BEFORE ROY NOBLE LEE, PRATHER and ZUCCARO
ROY NOBLE LEE, CHIEF JUSTICE, FOR THE COURT:
Lucille McGowan, widow of John L. McGowan, Deceased, and A. J. Reese, Administrator of the Estate of John L. McGowan, deceased intestate, filed suit against the Estate of Ruby C. Wright in the Circuit Court of Clarke County, Mississippi, for damages, actual and punitive, as a
result of the wrongful death of McGowan. The jury returned a verdict for the plaintiffs in the sum of nineteen hundred fifty-nine dollars fifty cents ($1,959.50), the exact amount of the funeral expenses and ambulance fees, and judgment was entered by the lower court in that amount. The plaintiffs have appealed and assign six (6) errors in the trial below.
On January 20, 1982, John L. McGowan was riding in 1970 Buick automobile owned and driven by Ruby C. Wright in a southerly direction on Mississippi State Highway 11. Jessie L. Hayden was driving his pickup truck in a northerly direction in the northbound lane of the highway, and the vehicles were approaching and meeting each other. The vehicles collided head-on in the northbound lane, resulting in the instant death of McGowan. Ruby C. Wright died eight (8) days later.
On September 30, 1985, this suit was filed against the Estate of Ruby C. Wright, Deceased, seeking actual and punitive damages for the wrongful death of McGowan. The case was heard March 13-14, 1986, and the trial judge granted a peremptory instruction on liability in favor of the appellants. The only question this Court deems necessary to answer is whether the damages were adequate and whether the judgment should be set aside and a new trial ordered on the issue of damages alone.
Punitive damages may be recovered in proper cases. In Bryant v. Alpha Entertainment Corp., 508 So.2d 1094 (Miss. 1987), the Court defined those circumstances under which punitive damages are allowable:
In negligence cases this Court has held" punitive damages are allowable only upon proof of gross negligence or willful misconduct. "Jesco, Inc. v. Shannon, 451 So.2d 694, 704 (Miss. 1984); Miss. Power Co. v. Jones, 369 So.2d 1381 (Miss. 1979)' Fowler Butane Gas Co. v. Varner, 244 Miss. 130, 141 So.2d 226 (1962)." Punitive damages are ordinarily recoverable only in cases where negligence is so gross as to indicate a wanton disregard for the safety of others. "U.S. Industries v. McClure Furniture Co., 371 So.2d 391, 393 (Miss. 1979).
508 So.2d at 1098. See also Gardner v. Jones, 464 So.2d 1144, 1148 (Miss. 1985); Consolidated American Life Ins. Co. v. Toche, 410 So.2d 1303, 1304-05 (Miss. 1982).
The lower court granted punitive damages Instruction No. P-5 at the request of the plaintiff, which follows:
Punitive damages are added damages awarded for public service in bringing a wrongdoer to account, as an example to warn and deter others from repeating the same act. They are never awarded to benefit the injured party or as a matter of right, but rather to punish and to compel the wrongdoer to have due and proper regard for the rights of the public.
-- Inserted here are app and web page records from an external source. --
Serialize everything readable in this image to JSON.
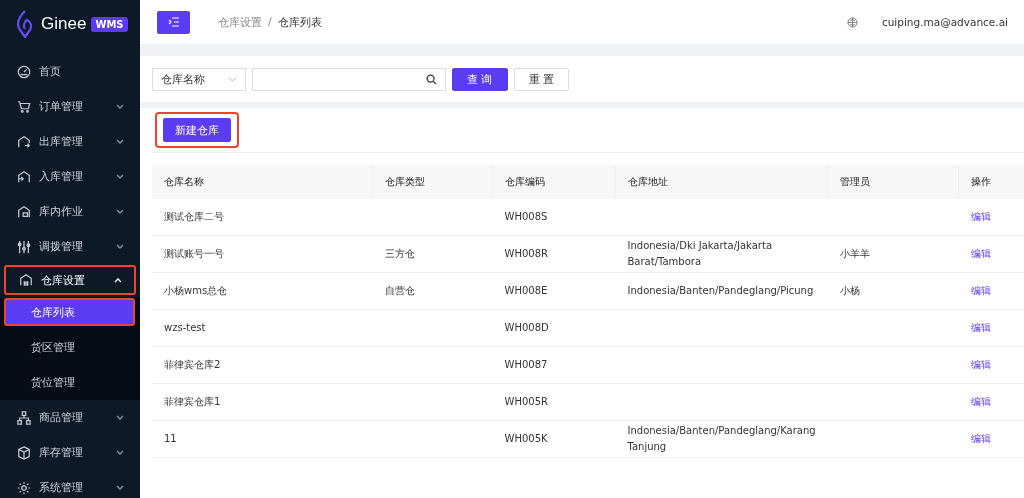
{
  "sidebar": {
    "logo": {
      "name": "Ginee",
      "badge": "WMS"
    },
    "items": [
      {
        "label": "首页",
        "highlighted": false
      },
      {
        "label": "订单管理",
        "expanded": false,
        "highlighted": false
      },
      {
        "label": "出库管理",
        "expanded": false,
        "highlighted": false
      },
      {
        "label": "入库管理",
        "expanded": false,
        "highlighted": false
      },
      {
        "label": "库内作业",
        "expanded": false,
        "highlighted": false
      },
      {
        "label": "调拨管理",
        "expanded": false,
        "highlighted": false
      },
      {
        "label": "仓库设置",
        "expanded": true,
        "highlighted": true,
        "children": [
          {
            "label": "仓库列表",
            "selected": true,
            "highlighted": true
          },
          {
            "label": "货区管理",
            "selected": false,
            "highlighted": false
          },
          {
            "label": "货位管理",
            "selected": false,
            "highlighted": false
          }
        ]
      },
      {
        "label": "商品管理",
        "expanded": false,
        "highlighted": false
      },
      {
        "label": "库存管理",
        "expanded": false,
        "highlighted": false
      },
      {
        "label": "系统管理",
        "expanded": false,
        "highlighted": false
      }
    ]
  },
  "topbar": {
    "breadcrumb": [
      "仓库设置",
      "仓库列表"
    ],
    "breadcrumb_separator": "/",
    "user": "cuiping.ma@advance.ai"
  },
  "filter": {
    "field_select": "仓库名称",
    "query_button": "查 询",
    "reset_button": "重 置"
  },
  "new_button": {
    "label": "新建仓库",
    "highlighted": true
  },
  "table": {
    "columns": [
      "仓库名称",
      "仓库类型",
      "仓库编码",
      "仓库地址",
      "管理员",
      "操作"
    ],
    "rows": [
      [
        "测试仓库二号",
        "",
        "WH008S",
        "",
        "",
        "编辑"
      ],
      [
        "测试账号一号",
        "三方仓",
        "WH008R",
        "Indonesia/Dki Jakarta/Jakarta Barat/Tambora",
        "小羊羊",
        "编辑"
      ],
      [
        "小杨wms总仓",
        "自营仓",
        "WH008E",
        "Indonesia/Banten/Pandeglang/Picung",
        "小杨",
        "编辑"
      ],
      [
        "wzs-test",
        "",
        "WH008D",
        "",
        "",
        "编辑"
      ],
      [
        "菲律宾仓库2",
        "",
        "WH0087",
        "",
        "",
        "编辑"
      ],
      [
        "菲律宾仓库1",
        "",
        "WH005R",
        "",
        "",
        "编辑"
      ],
      [
        "11",
        "",
        "WH005K",
        "Indonesia/Banten/Pandeglang/Karang Tanjung",
        "",
        "编辑"
      ]
    ]
  }
}
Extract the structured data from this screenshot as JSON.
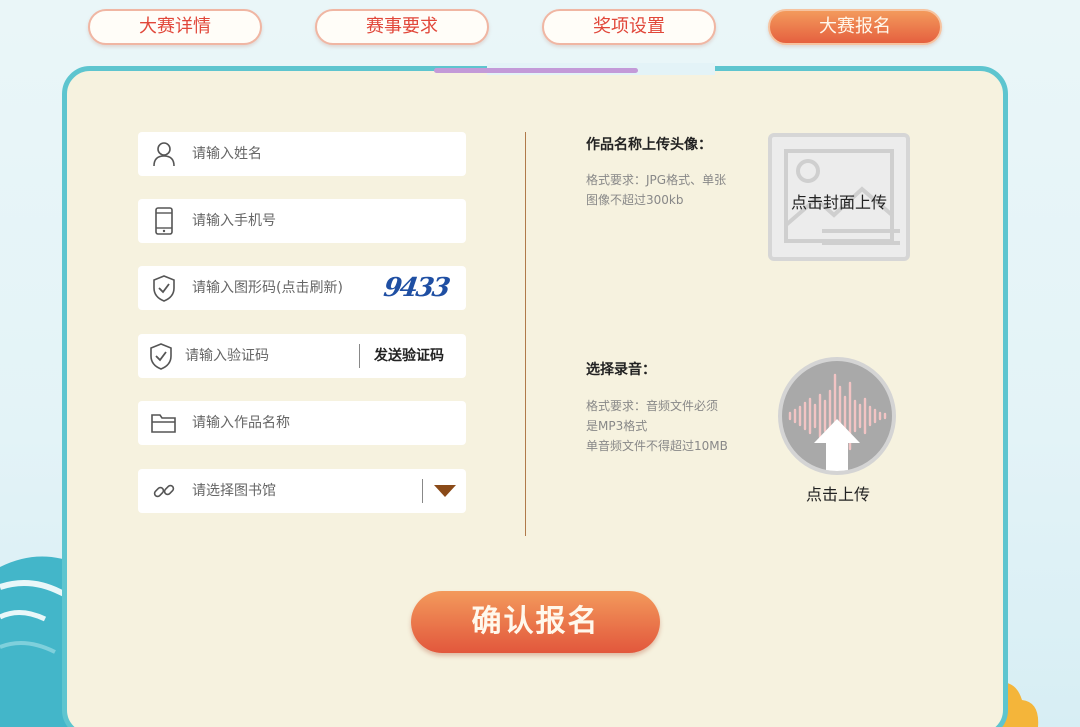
{
  "tabs": [
    {
      "label": "大赛详情"
    },
    {
      "label": "赛事要求"
    },
    {
      "label": "奖项设置"
    },
    {
      "label": "大赛报名",
      "active": true
    }
  ],
  "form": {
    "name_placeholder": "请输入姓名",
    "phone_placeholder": "请输入手机号",
    "captcha_placeholder": "请输入图形码(点击刷新)",
    "captcha_code": "9433",
    "code_placeholder": "请输入验证码",
    "send_code_label": "发送验证码",
    "work_name_placeholder": "请输入作品名称",
    "library_placeholder": "请选择图书馆"
  },
  "cover_upload": {
    "title": "作品名称上传头像：",
    "desc_line1": "格式要求：JPG格式、单张",
    "desc_line2": "图像不超过300kb",
    "button_label": "点击封面上传"
  },
  "audio_upload": {
    "title": "选择录音：",
    "desc_line1": "格式要求：音频文件必须",
    "desc_line2": "是MP3格式",
    "desc_line3": "单音频文件不得超过10MB",
    "button_label": "点击上传"
  },
  "submit_label": "确认报名",
  "colors": {
    "accent": "#e5603f",
    "tab_text": "#e1473a",
    "panel_border": "#5ec5cf",
    "panel_bg": "#f6f2df",
    "notch_bar": "#c39ad8"
  },
  "icons": {
    "name": "user-icon",
    "phone": "phone-icon",
    "captcha": "shield-check-icon",
    "code": "shield-check-icon",
    "work": "folder-icon",
    "library": "link-icon",
    "dropdown": "caret-down-icon",
    "cover": "image-placeholder-icon",
    "audio": "waveform-upload-icon"
  }
}
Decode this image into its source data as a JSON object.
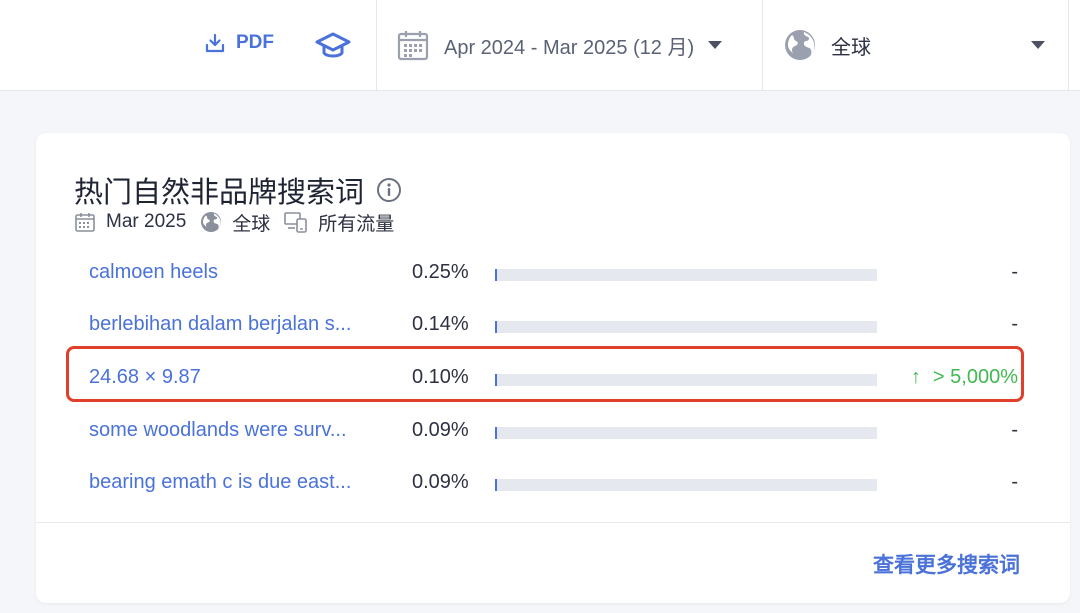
{
  "toolbar": {
    "pdf_label": "PDF",
    "date_range": "Apr 2024 - Mar 2025 (12 月)",
    "region": "全球"
  },
  "card": {
    "title": "热门自然非品牌搜索词",
    "meta": {
      "month": "Mar 2025",
      "region": "全球",
      "traffic": "所有流量"
    },
    "rows": [
      {
        "term": "calmoen heels",
        "share": "0.25%",
        "fill": 0.25,
        "change": "-"
      },
      {
        "term": "berlebihan dalam berjalan s...",
        "share": "0.14%",
        "fill": 0.14,
        "change": "-"
      },
      {
        "term": "24.68 × 9.87",
        "share": "0.10%",
        "fill": 0.1,
        "change": "> 5,000%"
      },
      {
        "term": "some woodlands were surv...",
        "share": "0.09%",
        "fill": 0.09,
        "change": "-"
      },
      {
        "term": "bearing emath c is due east...",
        "share": "0.09%",
        "fill": 0.09,
        "change": "-"
      }
    ],
    "more_link": "查看更多搜索词"
  },
  "colors": {
    "accent": "#4a72d9",
    "positive": "#3fb950",
    "highlight": "#e03f2a"
  },
  "icons": [
    "download-icon",
    "graduation-cap-icon",
    "calendar-icon",
    "globe-icon",
    "info-icon",
    "devices-icon",
    "up-arrow-icon",
    "caret-down-icon"
  ]
}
Punitive damages may be awarded Plaintiff if you find that the Defendant's reckless acts, if any, were committed by gross negligence indicative of a wanton and wilful disregard of the rights of others.
The evidence indicates that neither vehicle was exceeding the lawful speed limit, but the collision occurred in the northbound lane, not the proper lane of travel for Ruby C. Wright, just past a one-street intersection (another northbound street intersected Highway 11 at this juncture).
The award of punitive damages is within the discretion of the jury, which has very wide latitude in determining whether punitive damages should be granted and, if so, the amount of those damages. The jury may have concluded that, even though the collision occurred in Ruby Wright's wrong lane, she was guilty of only simple negligence. The punitive damage Instruction P-5 told the jury in part" They are never awarded to benefit the injured party or as a matter of right, but rather to punish and to compel the wrongdoer to have due and proper regard ...